[Start of section]
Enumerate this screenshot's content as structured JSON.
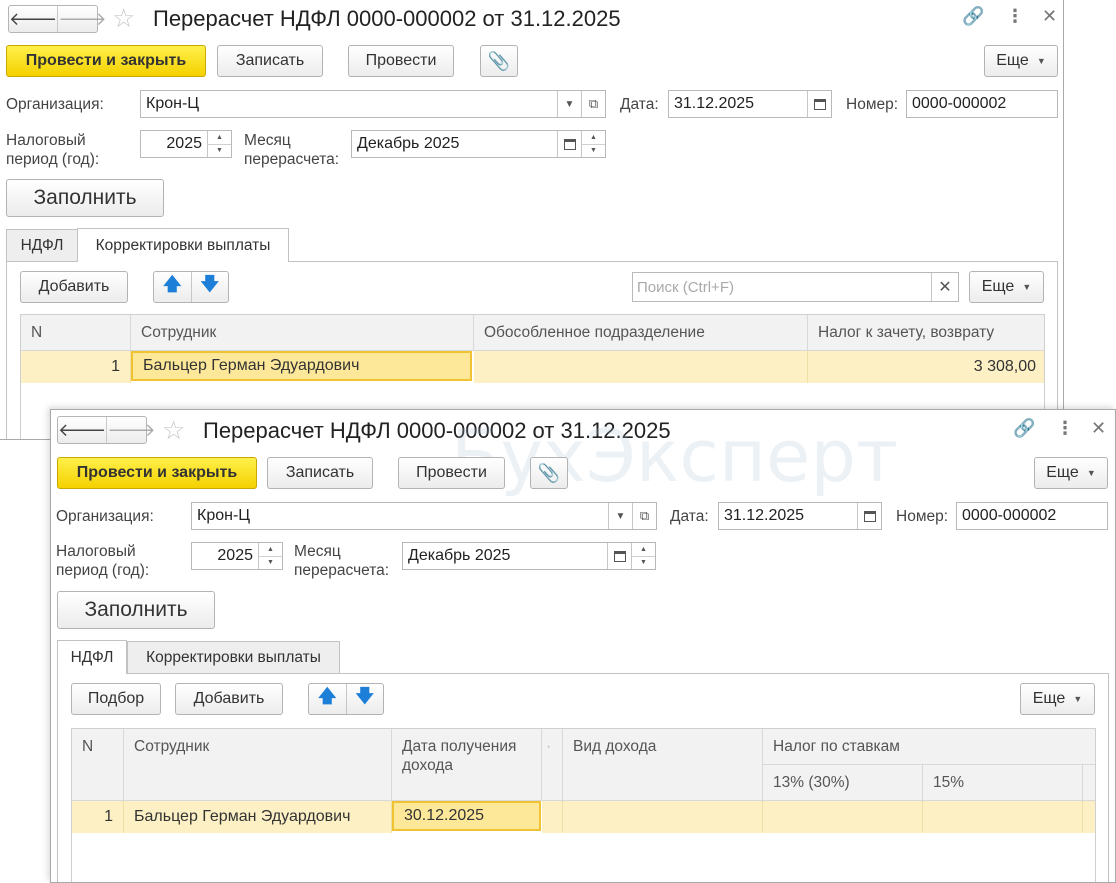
{
  "back_window": {
    "title": "Перерасчет НДФЛ 0000-000002 от 31.12.2025",
    "toolbar": {
      "post_close": "Провести и закрыть",
      "save": "Записать",
      "post": "Провести",
      "more": "Еще"
    },
    "org_label": "Организация:",
    "org_value": "Крон-Ц",
    "date_label": "Дата:",
    "date_value": "31.12.2025",
    "number_label": "Номер:",
    "number_value": "0000-000002",
    "period_label": "Налоговый период (год):",
    "period_value": "2025",
    "month_label": "Месяц перерасчета:",
    "month_value": "Декабрь 2025",
    "fill": "Заполнить",
    "tabs": [
      "НДФЛ",
      "Корректировки выплаты"
    ],
    "panel_toolbar": {
      "add": "Добавить",
      "search_placeholder": "Поиск (Ctrl+F)",
      "more": "Еще"
    },
    "columns": [
      "N",
      "Сотрудник",
      "Обособленное подразделение",
      "Налог к зачету, возврату"
    ],
    "rows": [
      {
        "n": "1",
        "employee": "Бальцер Герман Эдуардович",
        "division": "",
        "tax": "3 308,00"
      }
    ]
  },
  "front_window": {
    "title": "Перерасчет НДФЛ 0000-000002 от 31.12.2025",
    "toolbar": {
      "post_close": "Провести и закрыть",
      "save": "Записать",
      "post": "Провести",
      "more": "Еще"
    },
    "org_label": "Организация:",
    "org_value": "Крон-Ц",
    "date_label": "Дата:",
    "date_value": "31.12.2025",
    "number_label": "Номер:",
    "number_value": "0000-000002",
    "period_label": "Налоговый период (год):",
    "period_value": "2025",
    "month_label": "Месяц перерасчета:",
    "month_value": "Декабрь 2025",
    "fill": "Заполнить",
    "tabs": [
      "НДФЛ",
      "Корректировки выплаты"
    ],
    "panel_toolbar": {
      "pick": "Подбор",
      "add": "Добавить",
      "more": "Еще"
    },
    "columns": {
      "n": "N",
      "employee": "Сотрудник",
      "income_date": "Дата получения дохода",
      "income_type": "Вид дохода",
      "tax_by_rate": "Налог по ставкам",
      "rate_13": "13% (30%)",
      "rate_15": "15%"
    },
    "rows": [
      {
        "n": "1",
        "employee": "Бальцер Герман Эдуардович",
        "income_date": "30.12.2025"
      }
    ]
  },
  "watermark": "БухЭксперт"
}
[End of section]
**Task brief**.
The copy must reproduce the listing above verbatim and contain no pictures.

**Response area**.
Enumerate this screenshot's content as structured JSON.
{
  "back_window": {
    "title": "Перерасчет НДФЛ 0000-000002 от 31.12.2025",
    "toolbar": {
      "post_close": "Провести и закрыть",
      "save": "Записать",
      "post": "Провести",
      "more": "Еще"
    },
    "org_label": "Организация:",
    "org_value": "Крон-Ц",
    "date_label": "Дата:",
    "date_value": "31.12.2025",
    "number_label": "Номер:",
    "number_value": "0000-000002",
    "period_label": "Налоговый период (год):",
    "period_value": "2025",
    "month_label": "Месяц перерасчета:",
    "month_value": "Декабрь 2025",
    "fill": "Заполнить",
    "tabs": [
      "НДФЛ",
      "Корректировки выплаты"
    ],
    "panel_toolbar": {
      "add": "Добавить",
      "search_placeholder": "Поиск (Ctrl+F)",
      "more": "Еще"
    },
    "columns": [
      "N",
      "Сотрудник",
      "Обособленное подразделение",
      "Налог к зачету, возврату"
    ],
    "rows": [
      {
        "n": "1",
        "employee": "Бальцер Герман Эдуардович",
        "division": "",
        "tax": "3 308,00"
      }
    ]
  },
  "front_window": {
    "title": "Перерасчет НДФЛ 0000-000002 от 31.12.2025",
    "toolbar": {
      "post_close": "Провести и закрыть",
      "save": "Записать",
      "post": "Провести",
      "more": "Еще"
    },
    "org_label": "Организация:",
    "org_value": "Крон-Ц",
    "date_label": "Дата:",
    "date_value": "31.12.2025",
    "number_label": "Номер:",
    "number_value": "0000-000002",
    "period_label": "Налоговый период (год):",
    "period_value": "2025",
    "month_label": "Месяц перерасчета:",
    "month_value": "Декабрь 2025",
    "fill": "Заполнить",
    "tabs": [
      "НДФЛ",
      "Корректировки выплаты"
    ],
    "panel_toolbar": {
      "pick": "Подбор",
      "add": "Добавить",
      "more": "Еще"
    },
    "columns": {
      "n": "N",
      "employee": "Сотрудник",
      "income_date": "Дата получения дохода",
      "income_type": "Вид дохода",
      "tax_by_rate": "Налог по ставкам",
      "rate_13": "13% (30%)",
      "rate_15": "15%"
    },
    "rows": [
      {
        "n": "1",
        "employee": "Бальцер Герман Эдуардович",
        "income_date": "30.12.2025"
      }
    ]
  },
  "watermark": "БухЭксперт"
}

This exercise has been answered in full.